The team at Autism Initiatives are dusting off their trainers once more for its annual fundraising campaign Walk for Autism, which returns this coming March.
The charity hopes to make it the biggest one yet in its five-year history when participants from up and down the country walk 10,000 steps per day for the eight days between March 26th and World Autism Awareness Day on April 2nd.
Last year, the campaign’s participants collectively walked over an impressive 194 million steps and raised more than £621,000, making it their most successful year to date. The money raised goes towards helping individuals with autism while supporting autism projects in the UK & Ireland that encourage the pursuit of specialist interests, promote physical activity and help autistic adults and children learn and develop every single day.
Walk for Autism Fundraising Manager Liz Oakley said: “This campaign is especially important to us as we have seen first-hand how much it can improve peoples’ lives; not just with the money raised but for all those who take part. Our aim is to create a wonderful community of likeminded people who are passionate about autism and believe they can make a difference.
“These past two years have been tough for everyone, and walking has been proven to help with mental wellbeing, which is just another positive reason to get involved. Walkers can complete their steps at any time and in whatever way suits them; whether it’s walking the dog, stepping on the treadmill or conquering a long-distance hike. It’s important to remember that each and every step counts so even if you can’t get out and about steps around the garden or even around your home will all contribute. You can track your steps easily using a pedometer or smart phone apps to make sure you’re hitting your target. The concept is simple, but the rewards are huge.”

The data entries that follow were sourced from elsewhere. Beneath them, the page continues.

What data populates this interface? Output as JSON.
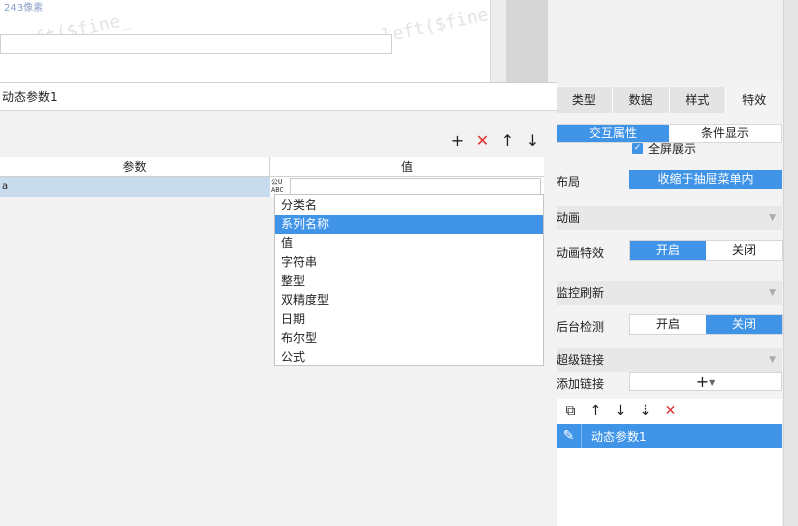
{
  "background": {
    "hint_text": "243像素",
    "watermark_text": "-left($fine_",
    "watermark_text_2": "-left($fine_c"
  },
  "right_panel": {
    "tabs": [
      "类型",
      "数据",
      "样式",
      "特效"
    ],
    "active_tab_index": 3,
    "subtabs": [
      "交互属性",
      "条件显示"
    ],
    "active_subtab_index": 0,
    "fullscreen_label": "全屏展示",
    "fullscreen_checked": true,
    "layout_label": "布局",
    "layout_value": "收缩于抽屉菜单内",
    "animation_section": "动画",
    "animation_effect_label": "动画特效",
    "animation_toggle": [
      "开启",
      "关闭"
    ],
    "animation_on_index": 0,
    "monitor_section": "监控刷新",
    "background_check_label": "后台检测",
    "monitor_toggle": [
      "开启",
      "关闭"
    ],
    "monitor_on_index": 1,
    "hyperlink_section": "超级链接",
    "add_link_label": "添加链接",
    "add_link_button": "+",
    "link_items": [
      "动态参数1"
    ]
  },
  "dialog": {
    "title": "动态参数1",
    "columns": [
      "参数",
      "值"
    ],
    "row_param_name": "a",
    "type_icon_text": "公U ABC",
    "value_input": "",
    "type_options": [
      "分类名",
      "系列名称",
      "值",
      "字符串",
      "整型",
      "双精度型",
      "日期",
      "布尔型",
      "公式"
    ],
    "selected_option_index": 1
  },
  "colors": {
    "accent": "#3f94e8",
    "delete_red": "#e03030",
    "row_highlight": "#c9dcee"
  }
}
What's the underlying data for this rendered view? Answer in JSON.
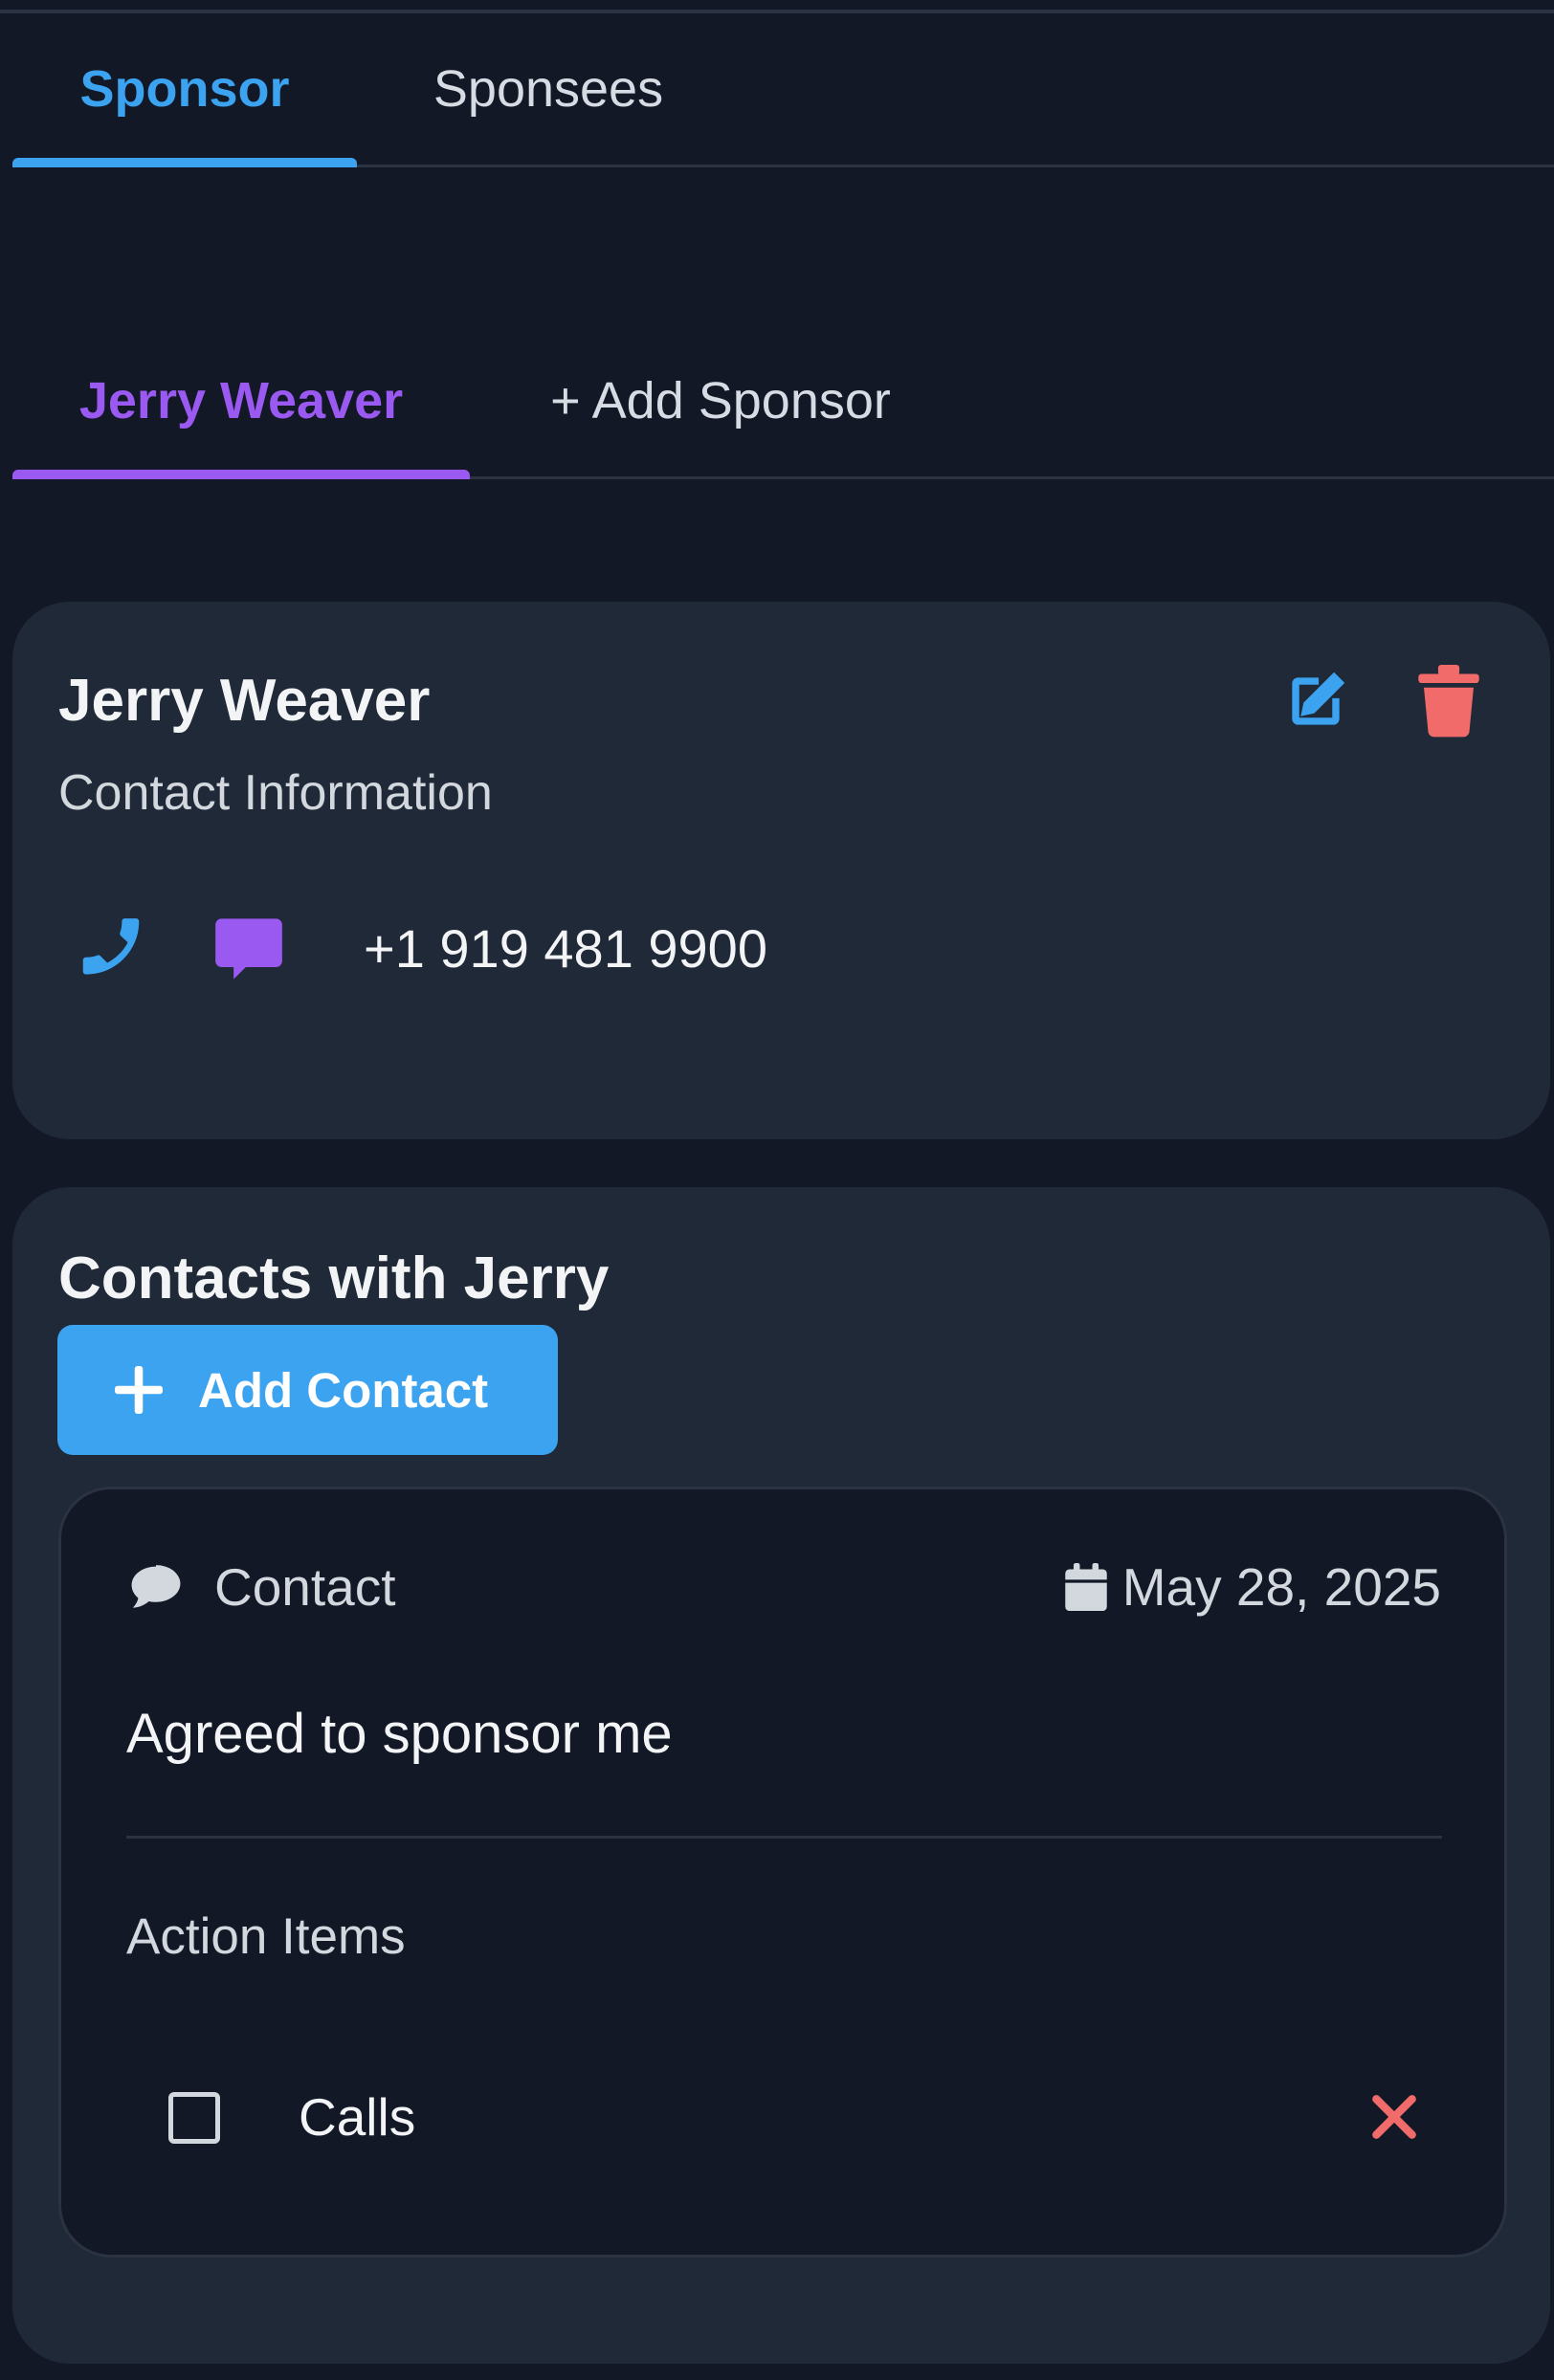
{
  "tabs": {
    "items": [
      {
        "label": "Sponsor",
        "active": true
      },
      {
        "label": "Sponsees",
        "active": false
      }
    ]
  },
  "sponsor_tabs": {
    "items": [
      {
        "label": "Jerry Weaver",
        "active": true
      },
      {
        "label": "+ Add Sponsor",
        "active": false
      }
    ]
  },
  "sponsor_card": {
    "name": "Jerry Weaver",
    "subtitle": "Contact Information",
    "phone": "+1 919 481 9900",
    "edit_icon": "edit-icon",
    "delete_icon": "trash-icon",
    "call_icon": "phone-icon",
    "message_icon": "message-icon"
  },
  "contacts": {
    "title": "Contacts with Jerry",
    "add_button_label": "Add Contact",
    "entries": [
      {
        "type": "Contact",
        "date": "May 28, 2025",
        "note": "Agreed to sponsor me",
        "action_items_title": "Action Items",
        "action_items": [
          {
            "label": "Calls",
            "checked": false
          }
        ]
      }
    ]
  },
  "colors": {
    "background": "#121826",
    "card": "#1f2937",
    "accent_blue": "#3ba3f0",
    "accent_purple": "#9a59f0",
    "danger_red": "#f26b6b"
  }
}
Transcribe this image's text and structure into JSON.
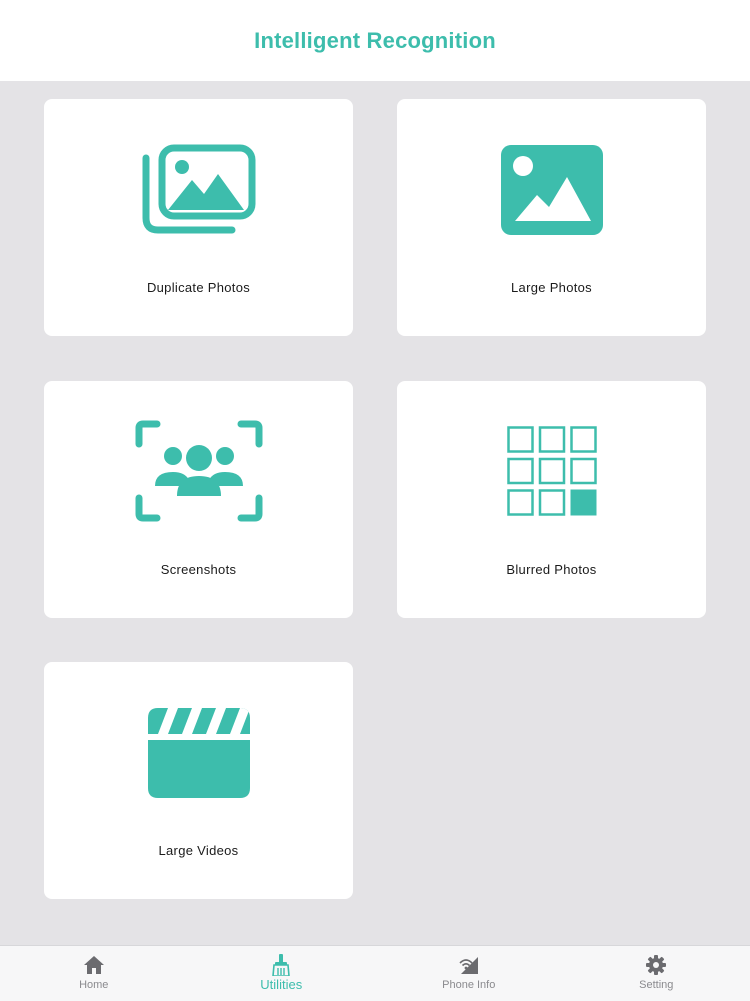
{
  "header": {
    "title": "Intelligent Recognition"
  },
  "cards": [
    {
      "label": "Duplicate Photos",
      "icon": "duplicate-photos-icon"
    },
    {
      "label": "Large Photos",
      "icon": "large-photo-icon"
    },
    {
      "label": "Screenshots",
      "icon": "face-scan-icon"
    },
    {
      "label": "Blurred Photos",
      "icon": "grid-icon"
    },
    {
      "label": "Large Videos",
      "icon": "clapperboard-icon"
    }
  ],
  "tabbar": {
    "tabs": [
      {
        "label": "Home",
        "icon": "home-icon",
        "active": false
      },
      {
        "label": "Utilities",
        "icon": "broom-icon",
        "active": true
      },
      {
        "label": "Phone Info",
        "icon": "signal-icon",
        "active": false
      },
      {
        "label": "Setting",
        "icon": "gear-icon",
        "active": false
      }
    ]
  },
  "colors": {
    "accent": "#3dbdac",
    "background": "#e4e3e6",
    "card": "#ffffff",
    "inactive_tab": "#8a8a8e"
  }
}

For this year’s theme of ‘We Walk for Autism’, Walk for Autism is encouraging people to do their walking with friends and family. Walkers can sign up on the charity’s website and begin their fundraising straight away, with the charity providing helpful tips on the fun and varied ways to raise money. Those who sign up and pledge an upfront £20 will get a Walk for Autism t-shirt to assist in their fundraising, as well as a tutorial on how to create their very own homemade confetti canon using household items to celebrate their completion of the challenge.
Liz added: “Autism affects more than 700,000 people in the UK and Ireland each year and it’s vital that we continue to help as many of those people as possible through our fundraising efforts.”
Walk for Autism is a campaign led by charity Autism Initiatives Group who have been working to improve the lives of autistic people and their families across the UK and Ireland for almost 50 years.
Get involved here.